Predictors of subjective health and global well-being: Similarities and differences between the United States and Germany
Ursula M. Staudinger, William Fleeson, & Paul B. Baltes (1999)
Journal of Personality & Social Psychology, 76, 305-319
Predictors of subjective physical health and global well-being were compared in a representative U.S. (N = 2,400) and a German (N = 1,607) sample of adults (age range: 25-65 years). Because of cultural overlap between Western industrialized nations, similarities in predictive patterns were expected. Differences in the economic and social systems as well as the cultural background, however, should also generate differences.

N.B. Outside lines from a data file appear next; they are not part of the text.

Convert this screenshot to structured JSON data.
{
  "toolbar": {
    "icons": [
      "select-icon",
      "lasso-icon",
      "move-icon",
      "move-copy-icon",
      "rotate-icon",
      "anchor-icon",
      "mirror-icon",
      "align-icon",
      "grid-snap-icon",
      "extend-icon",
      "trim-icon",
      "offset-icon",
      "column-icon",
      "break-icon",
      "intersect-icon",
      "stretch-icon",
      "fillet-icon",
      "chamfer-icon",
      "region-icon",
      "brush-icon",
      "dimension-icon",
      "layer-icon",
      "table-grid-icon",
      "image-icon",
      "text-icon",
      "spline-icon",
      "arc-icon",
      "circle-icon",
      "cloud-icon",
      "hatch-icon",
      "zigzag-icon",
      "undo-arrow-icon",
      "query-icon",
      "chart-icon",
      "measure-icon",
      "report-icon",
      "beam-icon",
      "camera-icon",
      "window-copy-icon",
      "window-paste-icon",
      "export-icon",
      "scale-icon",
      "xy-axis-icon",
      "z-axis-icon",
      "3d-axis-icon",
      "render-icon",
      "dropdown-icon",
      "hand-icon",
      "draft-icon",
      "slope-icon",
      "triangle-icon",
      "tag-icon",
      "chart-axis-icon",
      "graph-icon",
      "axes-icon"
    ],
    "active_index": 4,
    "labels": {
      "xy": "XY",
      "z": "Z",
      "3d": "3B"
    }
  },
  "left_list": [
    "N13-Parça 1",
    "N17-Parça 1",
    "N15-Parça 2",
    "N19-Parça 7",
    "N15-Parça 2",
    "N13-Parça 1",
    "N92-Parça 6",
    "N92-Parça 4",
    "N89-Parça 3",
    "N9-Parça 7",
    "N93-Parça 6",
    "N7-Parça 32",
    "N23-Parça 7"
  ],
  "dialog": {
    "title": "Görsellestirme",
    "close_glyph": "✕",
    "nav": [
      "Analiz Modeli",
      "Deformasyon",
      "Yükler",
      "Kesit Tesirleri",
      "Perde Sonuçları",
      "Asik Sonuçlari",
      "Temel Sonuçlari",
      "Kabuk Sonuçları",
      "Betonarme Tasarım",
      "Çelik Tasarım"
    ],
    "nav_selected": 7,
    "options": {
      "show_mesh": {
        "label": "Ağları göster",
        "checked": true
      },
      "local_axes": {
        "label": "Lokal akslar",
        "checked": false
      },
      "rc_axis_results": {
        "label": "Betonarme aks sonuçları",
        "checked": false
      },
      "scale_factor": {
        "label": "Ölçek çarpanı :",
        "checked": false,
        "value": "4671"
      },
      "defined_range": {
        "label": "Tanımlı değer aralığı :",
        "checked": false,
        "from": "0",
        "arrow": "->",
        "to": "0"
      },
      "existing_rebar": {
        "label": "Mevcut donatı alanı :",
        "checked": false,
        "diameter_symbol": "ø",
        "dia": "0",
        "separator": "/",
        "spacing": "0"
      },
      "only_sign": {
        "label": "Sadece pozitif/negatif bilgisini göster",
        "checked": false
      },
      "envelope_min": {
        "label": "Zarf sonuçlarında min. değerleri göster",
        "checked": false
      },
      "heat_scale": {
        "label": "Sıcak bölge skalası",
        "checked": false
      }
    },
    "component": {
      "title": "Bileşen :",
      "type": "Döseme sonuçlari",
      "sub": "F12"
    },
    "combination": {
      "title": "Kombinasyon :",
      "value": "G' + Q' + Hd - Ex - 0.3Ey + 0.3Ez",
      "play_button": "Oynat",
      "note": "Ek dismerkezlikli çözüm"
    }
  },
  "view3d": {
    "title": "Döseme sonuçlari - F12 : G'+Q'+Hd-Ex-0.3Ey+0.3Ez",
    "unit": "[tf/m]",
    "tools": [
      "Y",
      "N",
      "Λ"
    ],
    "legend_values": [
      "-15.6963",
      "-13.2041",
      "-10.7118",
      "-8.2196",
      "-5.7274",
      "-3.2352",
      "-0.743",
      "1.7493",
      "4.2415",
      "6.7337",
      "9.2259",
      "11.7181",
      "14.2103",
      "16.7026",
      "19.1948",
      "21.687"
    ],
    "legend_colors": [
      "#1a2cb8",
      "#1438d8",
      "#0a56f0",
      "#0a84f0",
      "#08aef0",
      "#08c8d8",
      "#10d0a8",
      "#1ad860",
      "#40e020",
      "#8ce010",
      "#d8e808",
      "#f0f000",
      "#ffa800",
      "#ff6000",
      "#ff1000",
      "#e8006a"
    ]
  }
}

As expected, the overall predictive power of the three sets of predictors (sociostructural variables, personality traits, and self-regulatory characteristics) was sizable in both countries. The strongest unique predictors were self-regulatory indicators for subjective physical health and personality traits for global well-being. In addition, however, theory-consistent country differences emerged in how personal and social resources seem to be orchestrated to maximize well-being.